On a very practical level, she knew she wouldn’t be allowed in the kitchen without proving she knew something about the work she wanted to do. Likewise, you can’t be a writer if you don’t study writing–you have to read! You can’t be an artist without studying art; you can’t be a musician without immersing yourself in music! You absolutely have to “listen” before you can speak with any authority!
3. Get in there with both hands. My daughter doesn’t do anything half-way. She gives it 100% or nothing, there’s no in between. It’s probably the reason there’s icing everywhere! If you’re going to follow your passion, follow your passion! But don’t do it half-heartedly–go big or go home! Give it your all, pour yourself into it, only what you feed will grow and if you feed your passion it will feed you in return.
4. Ask for help. I was by my daughter’s side while she tackled her big project, but she got the most frustrated when she was refusing my help, when she was insisting that this be her project alone. Yet as she pushed me away she began making more mistakes. Asking for help is not a sign of weakness. I had to help her understand that it’s actually a sign of strength to recognize your limitations and grab hold of someone stronger than you. Just because you’re gifted in this area, and just because you’re giving 100% doesn’t mean you won’t fall sometimes. Neither does it mean you won’t need an assistant to come along side you to help smooth out some of the rough edges. It’s not a sign of your weakness if your work isn’t perfect. It’s a sign of your humanity–and, to be honest, collaborative efforts often create the most beautiful masterpieces!
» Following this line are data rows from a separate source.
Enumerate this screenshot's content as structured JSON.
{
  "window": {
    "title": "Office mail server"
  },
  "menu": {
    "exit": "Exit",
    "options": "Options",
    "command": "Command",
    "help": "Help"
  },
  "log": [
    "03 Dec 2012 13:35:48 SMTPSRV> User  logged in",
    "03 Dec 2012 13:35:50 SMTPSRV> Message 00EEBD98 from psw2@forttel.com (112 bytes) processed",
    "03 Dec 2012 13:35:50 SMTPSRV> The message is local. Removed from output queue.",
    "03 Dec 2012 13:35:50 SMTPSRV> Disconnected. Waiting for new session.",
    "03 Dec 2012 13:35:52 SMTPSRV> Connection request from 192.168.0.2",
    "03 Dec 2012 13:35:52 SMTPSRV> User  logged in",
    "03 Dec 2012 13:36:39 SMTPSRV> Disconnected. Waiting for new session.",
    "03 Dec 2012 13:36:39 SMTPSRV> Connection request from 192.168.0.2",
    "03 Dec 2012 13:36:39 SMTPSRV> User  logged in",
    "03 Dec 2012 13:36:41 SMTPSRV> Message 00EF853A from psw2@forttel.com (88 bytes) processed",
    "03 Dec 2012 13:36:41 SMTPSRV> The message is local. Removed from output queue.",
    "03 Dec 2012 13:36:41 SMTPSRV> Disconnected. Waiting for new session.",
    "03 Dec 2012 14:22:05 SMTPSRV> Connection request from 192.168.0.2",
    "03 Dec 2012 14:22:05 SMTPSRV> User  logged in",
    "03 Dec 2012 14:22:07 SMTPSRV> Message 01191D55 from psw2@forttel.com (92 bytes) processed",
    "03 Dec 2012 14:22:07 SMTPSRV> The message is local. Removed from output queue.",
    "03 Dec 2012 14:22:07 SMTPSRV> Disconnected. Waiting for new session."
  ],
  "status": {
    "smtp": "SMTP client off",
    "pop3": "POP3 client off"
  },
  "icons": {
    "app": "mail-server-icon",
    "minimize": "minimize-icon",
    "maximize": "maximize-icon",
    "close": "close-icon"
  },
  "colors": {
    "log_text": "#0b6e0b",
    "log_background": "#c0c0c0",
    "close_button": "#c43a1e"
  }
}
5. Be patient with the process. It has to get ugly before it can be pretty. Too often we glorify the end result without acknowledging the process that it takes to get there. You may be anxious for the party–the New York Times best seller or the Grammy nomination–but if we don’t take time to put in the work–mixing sugar and flour–we’ll never get there. The sugar is the sweetness, when our creative juices are flowing and the muse is our friend! But the flour is the dry periods when the right word just won’t come and the tune just isn’t right. Notice, though, that the cake is made up of both–sugar AND flour–so, keep mixing!